  • Browse to Yahoo Mail and use the Options drop down on the right side of the browser window:

    My Yahoo Mail Classic

Of course this is only current as of the time of this posting but it works for now. Sadly, I’m no longer using Yahoo these days.


Setting the version number for a CCNET build

I’m working on a custom EDI solution and generally build CCNet from the command line. Recently, I wanted to up date the build of CCNet and wanted to be sure the version number was set correctly. Since I’ve had to look this up a few times, as I never seem to recall the steps I thought I’d post them here.

This assumes you have a complete SVN tree of CCNET on your machine.

  1. Start a CMD prompt
  2. CD to the directory where CCNET is located
  3. Edit and change the following line setting the “value” attribute to the desired version # (ex: 1.4.4):

    <property name="CCNetLabel" value="1.4.4" overwrite="false" />

  4. Build from the command line using the createAssemblyInfo target:

    b.bat createAssemblyInfo

  5. From the command line using the all target:

    b.bat compile

This will build ccnet with the specified version number.

What should UI developers know about TestComplete

TestComplete Online TrainingThis question came up in the AutomatedQA newsgroup and this was my response:

A short list off the top of my head…

For Windows Apps 

  • Avoid use of painted controls or use controls that support UI Automation or MSAA particularly in the event they are painted
  • Avoid non-standard custom UI skinning while it can look good it often will seriously thwart automation.
  • Provide UI cues when the state of the application is changing or when there is a long running operation (title/status bar messages)
  • Use keyboard shortcuts wherever possible "&" in menus, labels etc.
  • Be sure to name controls dynamically created at run time

For Web Apps

  • Avoid using frames
  • Try to adhere to the Accessibility Standards (Section 508 here in the US)

I’d also mention that if the code they (the developer’s) are writing is hard to read and they dread debugging it, automation it is likely to be a nightmare. No matter how many hints about automation one can give there really is no substitute for good design.

Any other suggestions you would add?

      iPod Touch home screen now on my Motorola Droid

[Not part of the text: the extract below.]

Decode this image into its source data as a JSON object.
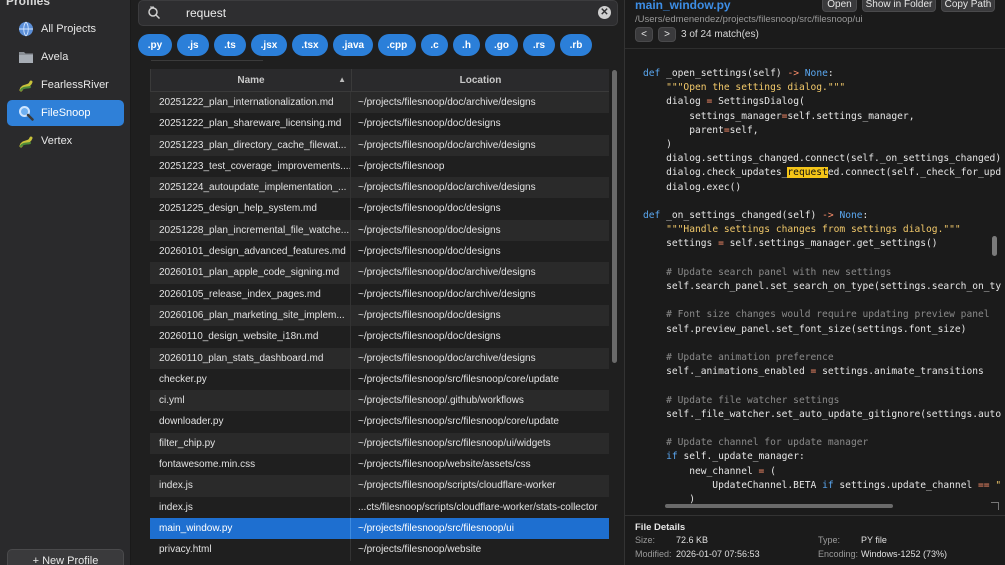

      I’ve mostly duplicated the functionality found on the home screen of my iPod Touch on the Motorola Droid though I think it’s fairly evident in the screenshots that, out-of-the-box, Android rather lacks the polish of Apple’s OS. I don’t really find that to be a big deal because one of the things I like about Google is their iterative approach to development and I expect things will incrementally improve at a much faster rate then the iPhone though time will tell. Btw, the images below approximate the actual screen sizes on my 17” Macbook Pro monitor at 1900×1200.



      There are a few things about Android icons I don’t quite get:

      • The spacing is too large with too much whitespace
      • The icons are too small
      • They don’t appear to support dynamic content like the Calendar on the iPhone or icon overlays like on the iPhone’s mail application (refer to the email, Byline and Facebook apps on the Touch)
      • The phone defaults to only three screens of icons and the center screen is the “home” screen

      I understand there are themes for Android but IMO it seems that some of these things should be the default not where you have to find and install a theme to improve usability.

      [Updated: Jan 14, 2010] Nexus One, iPhone and Droid: Which Is Brightest? Long story short, Droid won. 🙂